(Component data from apps and pages)
- Opening Delimiter -

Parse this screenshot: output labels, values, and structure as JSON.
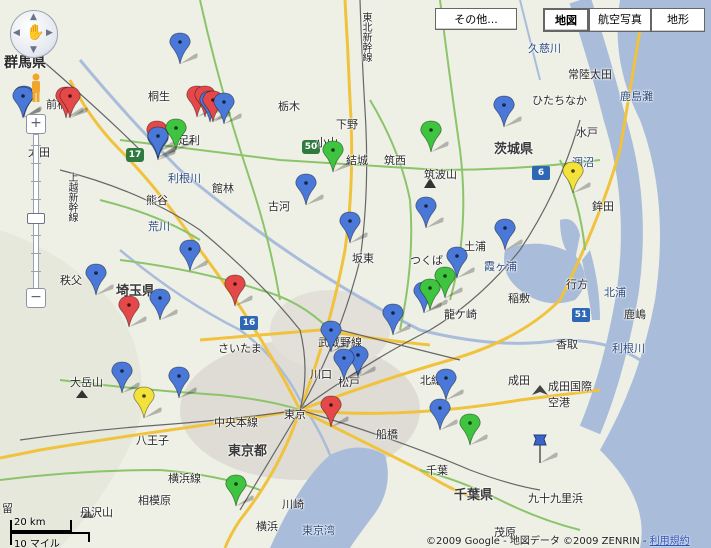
{
  "map": {
    "controls": {
      "other_label": "その他...",
      "map_label": "地図",
      "satellite_label": "航空写真",
      "terrain_label": "地形",
      "zoom_in_label": "+",
      "zoom_out_label": "−"
    },
    "scale": {
      "km_label": "20 km",
      "mile_label": "10 マイル"
    },
    "copyright": {
      "text": "©2009 Google - 地図データ ©2009 ZENRIN - ",
      "terms_link": "利用規約"
    },
    "colors": {
      "sea": "#a9bddb",
      "land": "#eef0e6",
      "urban": "#d9d7cf",
      "highway": "#f1c23e",
      "nat_road": "#8bc46a",
      "rail": "#555555"
    },
    "labels": {
      "gunma": "群馬県",
      "maebashi": "前橋",
      "kiryu": "桐生",
      "tochigi": "栃木",
      "shimotsuke": "下野",
      "oyama": "小山",
      "ashikaga": "足利",
      "ota": "太田",
      "tonegawa": "利根川",
      "tatebayashi": "館林",
      "kumagaya": "熊谷",
      "araka": "荒川",
      "koga": "古河",
      "yuki": "結城",
      "chikusei": "筑西",
      "tsukubasan": "筑波山",
      "ibaraki": "茨城県",
      "hitachinaka": "ひたちなか",
      "mito": "水戸",
      "hitachiota": "常陸太田",
      "kujigawa": "久慈川",
      "kashimanada": "鹿島灘",
      "hokota": "鉾田",
      "hinuma": "涸沼",
      "saitama_pref": "埼玉県",
      "chichibu": "秩父",
      "bando": "坂東",
      "tsukuba": "つくば",
      "tsuchiura": "土浦",
      "kasumigaura": "霞ヶ浦",
      "ryugasaki": "龍ケ崎",
      "inashiki": "稲敷",
      "namegata": "行方",
      "kitaura": "北浦",
      "katori": "香取",
      "kashima": "鹿嶋",
      "tonegawa2": "利根川",
      "saitama": "さいたま",
      "kawaguchi": "川口",
      "matsudo": "松戸",
      "musashino": "武蔵野線",
      "hokusou": "北総線",
      "narita": "成田",
      "narita_airport": "成田国際\n空港",
      "otakesan": "大岳山",
      "hachioji": "八王子",
      "chuo": "中央本線",
      "tokyo": "東京",
      "tokyoto": "東京都",
      "funabashi": "船橋",
      "chiba": "千葉",
      "chiba_pref": "千葉県",
      "kujukuri": "九十九里浜",
      "mobara": "茂原",
      "tanzawa": "丹沢山",
      "sagamihara": "相模原",
      "yokohama": "横浜",
      "kawasaki": "川崎",
      "tokyowan": "東京湾",
      "yokohama_line": "横浜線",
      "joetsu": "上越新幹線",
      "tobu": "東北本線",
      "higashikita": "東北新幹線",
      "ryo": "留"
    },
    "markers": [
      {
        "color": "blue"
      },
      {
        "color": "red"
      },
      {
        "color": "blue"
      },
      {
        "color": "red"
      },
      {
        "color": "red"
      },
      {
        "color": "blue"
      },
      {
        "color": "red"
      },
      {
        "color": "blue"
      },
      {
        "color": "blue"
      },
      {
        "color": "red"
      },
      {
        "color": "green"
      },
      {
        "color": "blue"
      },
      {
        "color": "blue"
      },
      {
        "color": "green"
      },
      {
        "color": "green"
      },
      {
        "color": "blue"
      },
      {
        "color": "blue"
      },
      {
        "color": "yellow"
      },
      {
        "color": "blue"
      },
      {
        "color": "blue"
      },
      {
        "color": "blue"
      },
      {
        "color": "blue"
      },
      {
        "color": "blue"
      },
      {
        "color": "blue"
      },
      {
        "color": "blue"
      },
      {
        "color": "green"
      },
      {
        "color": "green"
      },
      {
        "color": "blue"
      },
      {
        "color": "blue"
      },
      {
        "color": "red"
      },
      {
        "color": "blue"
      },
      {
        "color": "blue"
      },
      {
        "color": "red"
      },
      {
        "color": "blue"
      },
      {
        "color": "red"
      },
      {
        "color": "blue"
      },
      {
        "color": "blue"
      },
      {
        "color": "blue"
      },
      {
        "color": "yellow"
      },
      {
        "color": "red"
      },
      {
        "color": "blue"
      },
      {
        "color": "blue"
      },
      {
        "color": "green"
      },
      {
        "color": "blue-pushpin"
      },
      {
        "color": "green"
      }
    ],
    "route_shields": [
      "17",
      "50",
      "6",
      "51",
      "16"
    ]
  }
}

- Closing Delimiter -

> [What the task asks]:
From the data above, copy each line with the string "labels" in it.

> [Result for this task]:
Parse this screenshot: output labels, values, and structure as JSON.
    "labels": {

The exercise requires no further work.